On 6 April 2021 at 3pm Athens time (which is, e.g., 1pm UK time) there is a media and information literacy webinar organised by EKOME in partnership with UNESCO MIL Alliance Europe Sub Chapter Mediterranean Group. It will explore how Media and Information Literacy is linked to Digital Skills from a creative point of view and be in English. Speakers will be: Alex Le Voci Sayad, UNESCO MIL Alliance International Steering Committee co-chair; Alessandra Falconi, Head of Centro Zaffiria, Italy; and Cristina Pulido, Serra Húnter Professor of Department of Journalism and Communication Studies, Autonomous University of Barcelona. The moderator will be Irene Andriopoulou, Head of Education Department of EKOME and UNESCO MIL Alliance ISC co-Secretary General and take place in English. To register, go to:

Photo by Sheila Webber: more violets, March 2021

Friday, April 02, 2021

Webinars: Online training; Health literacy; Spotting misinformation

CILIP Scotland has free online training sessions in the next couple of months:
- Hosting successful online training – experiences and tips – 23 April 2021 11am-12 UK time "delivered by Katie Edwards, NHS Education for Scotland ... The session will aim to share experiences of delivering remote learning and offer various tips for doing this."
- Health Literacy – Online Learning for all sectors – 7 May 2021 11am-12 UK time "Initially, delegates will be asked to complete a short eLearning module in their own time and in advance of the course. This one-hour session will then consolidate learning and build confidence in its application."
- How to help pupils spot misinformation online and debunk it – a session for school librarians with The Ferret – 18 May 2021 9.30-12.30 UK time "This training for school librarians in Scotland will focus on how to deliver sessions to pupils on spotting visual hoaxes, be that video or image-based, as well as unreliable news sources." Go to
Photo by Sheila Webber: cherry blossom, March 2021

Thursday, April 01, 2021

New articles: Open Science & information literacy; Information behaviour in millennials; Info creation; Trust; Self-directed learning in public libraries

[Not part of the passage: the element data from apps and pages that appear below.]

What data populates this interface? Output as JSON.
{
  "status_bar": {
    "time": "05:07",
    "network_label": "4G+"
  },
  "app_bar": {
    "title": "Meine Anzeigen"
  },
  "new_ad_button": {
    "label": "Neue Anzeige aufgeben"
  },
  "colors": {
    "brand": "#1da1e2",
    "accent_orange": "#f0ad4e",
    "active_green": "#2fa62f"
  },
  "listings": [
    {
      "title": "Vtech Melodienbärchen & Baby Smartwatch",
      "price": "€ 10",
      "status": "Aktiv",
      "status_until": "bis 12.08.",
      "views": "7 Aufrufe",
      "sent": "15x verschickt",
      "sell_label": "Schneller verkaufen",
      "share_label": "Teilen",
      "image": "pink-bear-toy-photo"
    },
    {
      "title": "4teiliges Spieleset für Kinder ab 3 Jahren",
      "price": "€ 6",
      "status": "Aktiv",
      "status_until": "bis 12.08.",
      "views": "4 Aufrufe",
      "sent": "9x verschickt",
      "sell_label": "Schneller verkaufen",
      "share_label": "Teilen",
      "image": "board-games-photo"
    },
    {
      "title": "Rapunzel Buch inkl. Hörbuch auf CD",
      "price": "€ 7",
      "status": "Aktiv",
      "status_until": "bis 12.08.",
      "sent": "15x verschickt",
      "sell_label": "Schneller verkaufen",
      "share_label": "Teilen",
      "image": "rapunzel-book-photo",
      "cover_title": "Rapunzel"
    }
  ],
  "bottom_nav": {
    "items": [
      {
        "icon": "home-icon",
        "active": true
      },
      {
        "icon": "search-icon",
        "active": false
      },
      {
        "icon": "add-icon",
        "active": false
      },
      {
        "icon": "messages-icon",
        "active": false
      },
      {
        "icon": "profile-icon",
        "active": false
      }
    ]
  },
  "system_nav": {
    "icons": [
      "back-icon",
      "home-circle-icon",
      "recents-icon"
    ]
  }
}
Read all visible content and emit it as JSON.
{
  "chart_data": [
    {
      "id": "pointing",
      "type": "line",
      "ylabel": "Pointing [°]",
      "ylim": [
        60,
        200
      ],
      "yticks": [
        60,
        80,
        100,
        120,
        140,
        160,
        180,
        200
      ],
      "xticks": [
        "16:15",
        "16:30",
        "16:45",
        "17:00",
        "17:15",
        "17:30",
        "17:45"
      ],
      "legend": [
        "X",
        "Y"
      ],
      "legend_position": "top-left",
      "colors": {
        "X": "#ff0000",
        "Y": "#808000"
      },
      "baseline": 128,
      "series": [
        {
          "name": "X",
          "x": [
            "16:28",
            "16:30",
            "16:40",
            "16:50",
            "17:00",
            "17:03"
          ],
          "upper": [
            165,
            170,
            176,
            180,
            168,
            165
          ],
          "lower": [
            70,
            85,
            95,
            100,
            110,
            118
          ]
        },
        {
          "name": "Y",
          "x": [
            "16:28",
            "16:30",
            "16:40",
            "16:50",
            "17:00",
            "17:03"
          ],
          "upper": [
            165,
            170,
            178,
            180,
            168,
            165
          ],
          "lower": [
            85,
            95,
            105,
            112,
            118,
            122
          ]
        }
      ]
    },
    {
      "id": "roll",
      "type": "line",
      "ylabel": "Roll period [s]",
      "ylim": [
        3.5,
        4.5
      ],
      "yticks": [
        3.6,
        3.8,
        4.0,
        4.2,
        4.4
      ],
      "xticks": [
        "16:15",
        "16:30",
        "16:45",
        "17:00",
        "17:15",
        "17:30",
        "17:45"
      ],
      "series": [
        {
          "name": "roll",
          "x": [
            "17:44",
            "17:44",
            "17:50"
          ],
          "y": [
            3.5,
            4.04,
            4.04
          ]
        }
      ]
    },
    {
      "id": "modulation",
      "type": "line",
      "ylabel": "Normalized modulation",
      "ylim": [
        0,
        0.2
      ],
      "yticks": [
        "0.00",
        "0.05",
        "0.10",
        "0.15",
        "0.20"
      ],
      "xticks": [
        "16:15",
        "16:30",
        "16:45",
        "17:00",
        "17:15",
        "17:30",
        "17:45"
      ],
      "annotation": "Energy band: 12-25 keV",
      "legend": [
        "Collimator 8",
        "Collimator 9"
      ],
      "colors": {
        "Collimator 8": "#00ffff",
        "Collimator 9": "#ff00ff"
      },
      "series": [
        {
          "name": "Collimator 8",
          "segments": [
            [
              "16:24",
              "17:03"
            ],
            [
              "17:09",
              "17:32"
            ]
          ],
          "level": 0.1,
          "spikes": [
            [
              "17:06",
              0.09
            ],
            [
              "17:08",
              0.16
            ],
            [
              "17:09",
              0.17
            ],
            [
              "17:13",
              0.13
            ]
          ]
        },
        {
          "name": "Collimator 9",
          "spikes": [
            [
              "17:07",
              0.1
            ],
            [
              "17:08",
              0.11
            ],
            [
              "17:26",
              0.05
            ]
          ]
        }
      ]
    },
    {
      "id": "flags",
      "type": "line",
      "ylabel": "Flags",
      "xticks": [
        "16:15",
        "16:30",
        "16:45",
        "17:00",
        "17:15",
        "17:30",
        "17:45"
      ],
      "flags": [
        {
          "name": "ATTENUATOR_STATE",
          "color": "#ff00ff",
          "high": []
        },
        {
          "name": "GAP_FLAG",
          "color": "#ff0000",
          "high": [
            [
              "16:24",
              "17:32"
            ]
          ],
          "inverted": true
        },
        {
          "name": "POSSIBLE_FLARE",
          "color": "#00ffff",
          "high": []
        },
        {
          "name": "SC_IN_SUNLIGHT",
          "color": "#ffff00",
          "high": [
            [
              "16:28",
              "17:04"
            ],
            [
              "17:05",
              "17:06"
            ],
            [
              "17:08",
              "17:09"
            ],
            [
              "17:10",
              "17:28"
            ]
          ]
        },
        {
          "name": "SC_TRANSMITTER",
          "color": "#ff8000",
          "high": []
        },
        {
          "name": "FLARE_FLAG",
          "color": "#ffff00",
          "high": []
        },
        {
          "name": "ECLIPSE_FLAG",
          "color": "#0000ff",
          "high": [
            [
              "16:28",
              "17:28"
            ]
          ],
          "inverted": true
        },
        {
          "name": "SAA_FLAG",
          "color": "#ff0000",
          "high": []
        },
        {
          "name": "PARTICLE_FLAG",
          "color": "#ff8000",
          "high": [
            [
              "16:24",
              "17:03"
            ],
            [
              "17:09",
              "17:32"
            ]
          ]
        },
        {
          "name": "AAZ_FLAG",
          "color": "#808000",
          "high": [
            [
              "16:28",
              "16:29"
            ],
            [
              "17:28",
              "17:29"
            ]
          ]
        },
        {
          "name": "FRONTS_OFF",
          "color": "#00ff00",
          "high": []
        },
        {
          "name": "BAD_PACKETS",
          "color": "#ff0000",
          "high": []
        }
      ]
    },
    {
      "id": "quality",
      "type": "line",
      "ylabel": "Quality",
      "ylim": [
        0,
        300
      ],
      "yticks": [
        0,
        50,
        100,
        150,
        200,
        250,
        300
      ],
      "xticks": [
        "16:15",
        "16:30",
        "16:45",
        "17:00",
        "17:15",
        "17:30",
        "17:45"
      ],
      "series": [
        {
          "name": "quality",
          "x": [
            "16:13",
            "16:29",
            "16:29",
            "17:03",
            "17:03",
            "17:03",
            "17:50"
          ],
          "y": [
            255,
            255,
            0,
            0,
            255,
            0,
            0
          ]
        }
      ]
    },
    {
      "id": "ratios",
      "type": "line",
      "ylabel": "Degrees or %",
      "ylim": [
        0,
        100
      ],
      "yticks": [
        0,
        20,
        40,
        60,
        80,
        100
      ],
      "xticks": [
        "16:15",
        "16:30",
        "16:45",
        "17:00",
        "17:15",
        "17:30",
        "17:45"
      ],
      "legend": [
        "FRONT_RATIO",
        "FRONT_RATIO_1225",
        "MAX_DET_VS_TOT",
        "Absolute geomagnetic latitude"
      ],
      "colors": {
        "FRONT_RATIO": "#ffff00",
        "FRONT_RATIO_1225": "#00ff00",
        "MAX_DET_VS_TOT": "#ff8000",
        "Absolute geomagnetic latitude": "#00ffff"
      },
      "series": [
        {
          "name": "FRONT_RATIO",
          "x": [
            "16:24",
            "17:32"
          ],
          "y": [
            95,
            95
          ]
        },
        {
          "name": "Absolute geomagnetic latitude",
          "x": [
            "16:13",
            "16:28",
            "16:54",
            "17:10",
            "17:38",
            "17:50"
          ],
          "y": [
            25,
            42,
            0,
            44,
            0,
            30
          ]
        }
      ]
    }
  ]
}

These are open-access, apart from one that is indicated below.
- Antunes, M-L., Lopes, C. & Sanches, T. (2021) Open Science and information literacy: case study at a research center. Journal of the European Association for Health Information and Libraries (JEAHIL), 17(1).
- Inthiran, A. (2021). Trust or do not trust: evaluation strategies used by online health information consumers in South East Asia. Information Research, 26(1), paper 886.
- Yoshida, Y (2021). Public libraries as places for self-directed lifelong learning: narratives of empowerment. Information Research, 26(1), paper 888. (uses a life history approach with 4 Japanese participants)
- Lee, L., Ocepek, M.G., & Makri, S. (2021). Creating by me, and for me: investigating the use of information creation in everyday life Information Research, 26(1), paper 891.
- (priced publication) González‐Teruel, A., Campos‐Peláez, M-I. & Fortea‐Cabo, G. (2021). Information behaviour of the millennial generation: a scoping review of medical residents and their use of social media. Health Information & Libraries Journal, 38(1), 5-31. I will also mention that the commemorative issue of this journal in honour of Shane Godbolt (December 2020) is still free to access here
Photo by Sheila Webber: little daffodils, March 2021